Tools of the Trade

“If the only tool you have is a hammer, you tend to see every problem as a nail.”

Abraham Maslow

The Gist

We met most Fridays in the Spring 2014 semester at UNC-CH to practice using a variety of software development tools to build our experience and confidence. This site captures all of the prepatory materials (e.g.,narrated screencasts) and coding exercises we used.

We don’t have a solid plan at the moment about hosting TotT again at UNC. If you’re interested in helping out, please speak up in our Gitter chat channel.


Tools of the Trade (TotT) is a recurring meet-up for students who want more practice finding, learning, applying, and evaluating tools used in modern software development. The goal is to build experience and confidence in a friendly, fun, collaborative environment. Every week we will:

  1. Pick a tool or topic of interest (e.g., Git, Ruby, Backbone, Pandas, BDD, ...)
  2. Do a bit of background reading or video watching as time permits to prep for our meeting.
  3. Meet face-to-face to hack on practice problems and small projects together.
  4. Help one another and share our experience in-person and online.

We currently have meet-ups planned on the topics listed in the navbar with many more possibilities for future sessions. Content and pages will continue to appear over time.


We met on most Fridays in the Spring 2014 semester starting at 3 PM.


We met in Sitterson Hall, Room 011 on the UNC-CH campus.


In our first session, we will set up a consistent, shared development environment using Vagrant and VirtualBox. If you join us after the first session, please give the setup instructions a shot before you attend. If you get stuck, don’t be afraid to show up and ask for help.


Consider joining us if you:

  • want a gently guided introduction to a variety of software tools,
  • want dedicated time to practice coding in a collaborative environment,
  • want to improve your ability to tame unfamiliar languages and libraries,
  • think learning a bit about tools such as git, Python, jQuery, NodeJS, MongoDB, and Sinatra sounds like fun.
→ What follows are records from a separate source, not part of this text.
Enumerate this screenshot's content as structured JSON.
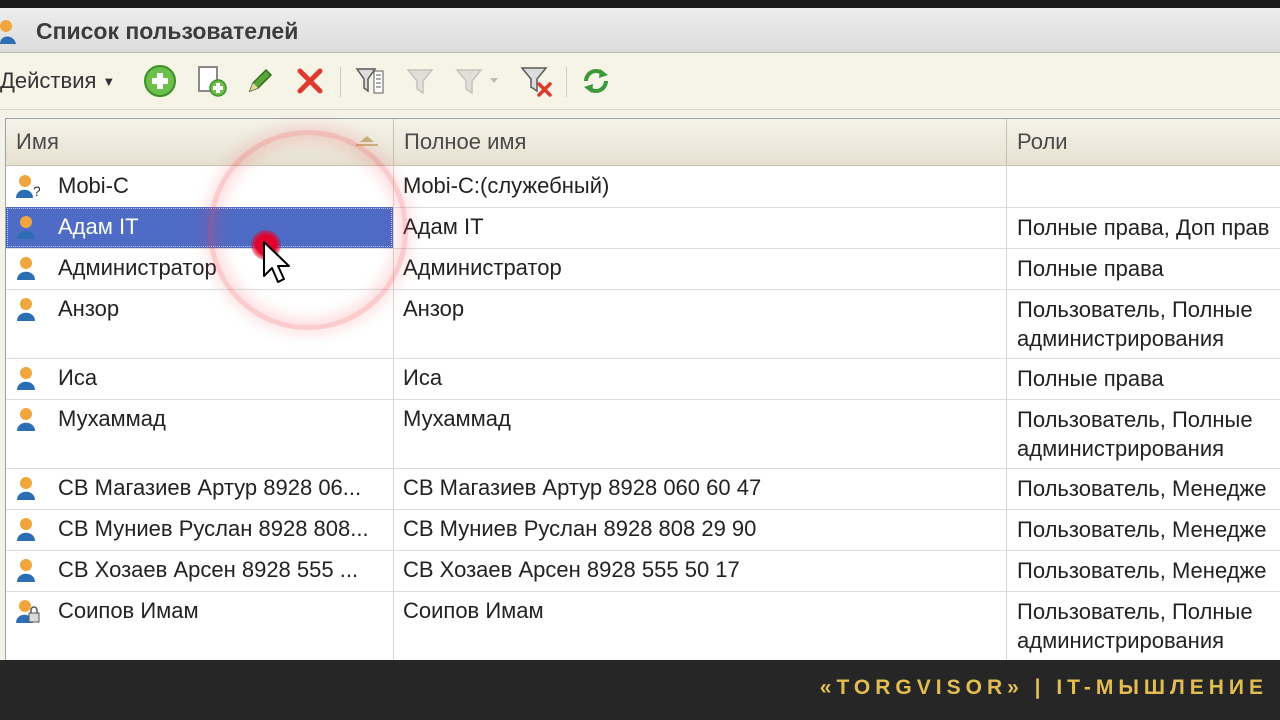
{
  "window": {
    "title": "Список пользователей"
  },
  "toolbar": {
    "actions_label": "Действия",
    "buttons": [
      "add-icon",
      "copy-icon",
      "edit-icon",
      "delete-icon",
      "filter-settings-icon",
      "filter-by-value-icon",
      "filter-history-icon",
      "filter-clear-icon",
      "refresh-icon"
    ]
  },
  "table": {
    "columns": [
      "Имя",
      "Полное имя",
      "Роли"
    ],
    "sort_column": "Имя",
    "selected_row": 1,
    "rows": [
      {
        "icon": "user-unknown-icon",
        "name": "Mobi-C",
        "full_name": "Mobi-C:(служебный)",
        "roles": ""
      },
      {
        "icon": "user-icon",
        "name": "Адам IT",
        "full_name": "Адам IT",
        "roles": "Полные права, Доп прав"
      },
      {
        "icon": "user-icon",
        "name": "Администратор",
        "full_name": "Администратор",
        "roles": "Полные права"
      },
      {
        "icon": "user-icon",
        "name": "Анзор",
        "full_name": "Анзор",
        "roles": "Пользователь, Полные администрирования"
      },
      {
        "icon": "user-icon",
        "name": "Иса",
        "full_name": "Иса",
        "roles": "Полные права"
      },
      {
        "icon": "user-icon",
        "name": "Мухаммад",
        "full_name": "Мухаммад",
        "roles": "Пользователь, Полные администрирования"
      },
      {
        "icon": "user-icon",
        "name": "СВ Магазиев Артур 8928 06...",
        "full_name": "СВ Магазиев Артур 8928 060 60 47",
        "roles": "Пользователь, Менедже"
      },
      {
        "icon": "user-icon",
        "name": "СВ Муниев Руслан 8928 808...",
        "full_name": "СВ Муниев Руслан 8928 808 29 90",
        "roles": "Пользователь, Менедже"
      },
      {
        "icon": "user-icon",
        "name": "СВ Хозаев Арсен 8928 555 ...",
        "full_name": "СВ Хозаев Арсен 8928 555 50 17",
        "roles": "Пользователь, Менедже"
      },
      {
        "icon": "user-locked-icon",
        "name": "Соипов Имам",
        "full_name": "Соипов Имам",
        "roles": "Пользователь, Полные администрирования"
      }
    ]
  },
  "footer": {
    "brand": "«TORGVISOR» | IT-МЫШЛЕНИЕ"
  },
  "colors": {
    "selection": "#4e6bc6",
    "brand": "#e3bd52",
    "click_marker": "#e4002b"
  }
}
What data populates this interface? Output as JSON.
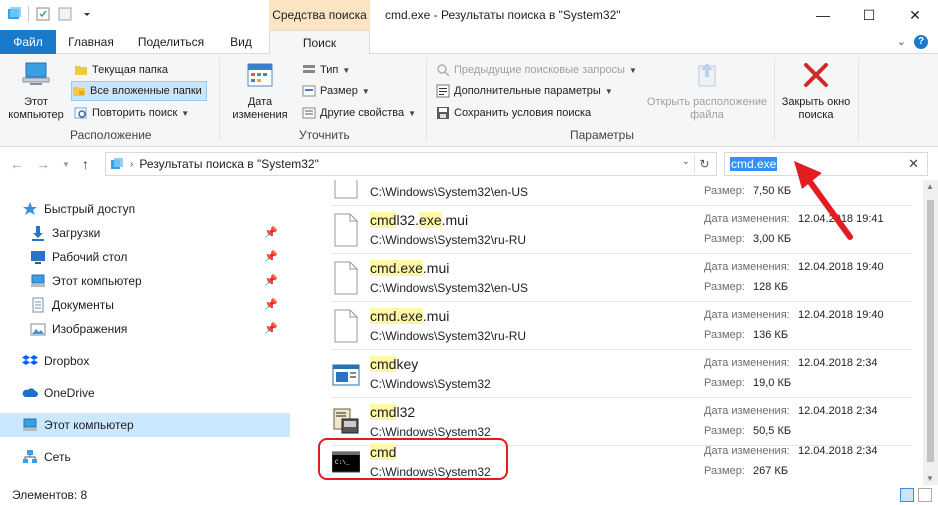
{
  "titlebar": {
    "context_tab": "Средства поиска",
    "title": "cmd.exe - Результаты поиска в \"System32\"",
    "minimize": "—",
    "maximize": "☐",
    "close": "✕"
  },
  "tabs": {
    "file": "Файл",
    "home": "Главная",
    "share": "Поделиться",
    "view": "Вид",
    "search": "Поиск",
    "expand": "⌄",
    "help": "?"
  },
  "ribbon": {
    "location": {
      "this_pc": "Этот компьютер",
      "current_folder": "Текущая папка",
      "all_subfolders": "Все вложенные папки",
      "search_again": "Повторить поиск",
      "group_label": "Расположение"
    },
    "refine": {
      "date_modified": "Дата изменения",
      "kind": "Тип",
      "size": "Размер",
      "other_props": "Другие свойства",
      "group_label": "Уточнить"
    },
    "options": {
      "recent_searches": "Предыдущие поисковые запросы",
      "advanced": "Дополнительные параметры",
      "save_search": "Сохранить условия поиска",
      "open_location": "Открыть расположение файла",
      "group_label": "Параметры"
    },
    "close_search": "Закрыть окно поиска"
  },
  "address": {
    "path": "Результаты поиска в \"System32\"",
    "search_value": "cmd.exe",
    "clear": "✕",
    "refresh": "↻"
  },
  "sidebar": {
    "items": [
      {
        "label": "Быстрый доступ",
        "icon": "star-icon"
      },
      {
        "label": "Загрузки",
        "icon": "download-icon",
        "pinned": true
      },
      {
        "label": "Рабочий стол",
        "icon": "desktop-icon",
        "pinned": true
      },
      {
        "label": "Этот компьютер",
        "icon": "computer-icon",
        "pinned": true
      },
      {
        "label": "Документы",
        "icon": "documents-icon",
        "pinned": true
      },
      {
        "label": "Изображения",
        "icon": "pictures-icon",
        "pinned": true
      },
      {
        "label": "Dropbox",
        "icon": "dropbox-icon"
      },
      {
        "label": "OneDrive",
        "icon": "onedrive-icon"
      },
      {
        "label": "Этот компьютер",
        "icon": "computer-icon",
        "selected": true
      },
      {
        "label": "Сеть",
        "icon": "network-icon"
      }
    ]
  },
  "results": {
    "date_label": "Дата изменения:",
    "size_label": "Размер:",
    "items": [
      {
        "name_parts": [],
        "path": "C:\\Windows\\System32\\en-US",
        "date": "",
        "size": "7,50 КБ",
        "icon": "file-icon"
      },
      {
        "name_parts": [
          [
            "cmd",
            true
          ],
          [
            "l32.",
            false
          ],
          [
            "exe",
            true
          ],
          [
            ".mui",
            false
          ]
        ],
        "path": "C:\\Windows\\System32\\ru-RU",
        "date": "12.04.2018 19:41",
        "size": "3,00 КБ",
        "icon": "file-icon"
      },
      {
        "name_parts": [
          [
            "cmd.exe",
            true
          ],
          [
            ".mui",
            false
          ]
        ],
        "path": "C:\\Windows\\System32\\en-US",
        "date": "12.04.2018 19:40",
        "size": "128 КБ",
        "icon": "file-icon"
      },
      {
        "name_parts": [
          [
            "cmd.exe",
            true
          ],
          [
            ".mui",
            false
          ]
        ],
        "path": "C:\\Windows\\System32\\ru-RU",
        "date": "12.04.2018 19:40",
        "size": "136 КБ",
        "icon": "file-icon"
      },
      {
        "name_parts": [
          [
            "cmd",
            true
          ],
          [
            "key",
            false
          ]
        ],
        "path": "C:\\Windows\\System32",
        "date": "12.04.2018 2:34",
        "size": "19,0 КБ",
        "icon": "app-window-icon"
      },
      {
        "name_parts": [
          [
            "cmd",
            true
          ],
          [
            "l32",
            false
          ]
        ],
        "path": "C:\\Windows\\System32",
        "date": "12.04.2018 2:34",
        "size": "50,5 КБ",
        "icon": "cmdl32-icon"
      },
      {
        "name_parts": [
          [
            "cmd",
            true
          ]
        ],
        "path": "C:\\Windows\\System32",
        "date": "12.04.2018 2:34",
        "size": "267 КБ",
        "icon": "console-icon"
      }
    ]
  },
  "status": {
    "count": "Элементов: 8"
  },
  "colors": {
    "accent": "#1979ca",
    "context_tab": "#fbe4c2",
    "highlight": "#fff7a6",
    "annotation": "#e31b23"
  }
}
Like most artisans, we software developers use many specialized tools to practice our craft. Tools to make our wares available to millions of users. Tools to store, search, analyze, and visualize vast amounts of data. Tools to convey information and insight to others. Tools to automate the repetitive and error prone. Tools to express our thought-stuff as functioning software. Tools that beget new tools. And like in other professions, not a one is a golden hammer. To build successfully, we must use appropriate tools.

Choosing the right instruments requires awareness of their existence, knowledge of their function, practice in their application, and evaluation of their alternatives. Here, our discipline presents both a unique opportunity and challenge: the population of tools at our immediate disposal is mind-boggling and growing at an accelerating pace. There is almost certainly a perfect combination of tools for every software development project, and there is almost certainly a project using any particular combination of tools. We cannot hope to master, let alone know about, all of them a priori. We must be nimble in our ability to find, learn, apply, and evaluate tools as the situation (our problem, our team, our client, our employer, etc.) demands.

Graph of GitHub repository growth since its inception.

Graph from the 10 Million Repositories post on the GitHub Blog

I strongly believe practice “hacking” builds this agility. Taking time to discover a new tool, install it, run its “hello world”, read its documentation, think about its use, create small examples, apply it to some pet project, compare it to other tools, and so on provides us invaluable experience. It builds our confidence so that we might step-up to unfamiliar tools, learn them quickly, and master them eventually. It adds tools to our belts, albeit few out of millions. It fulfills our desire to learn and build new things. It entertains and provides a chance for collaboration.

Most importantly, it improves our ability to wield the endless tools of our trade.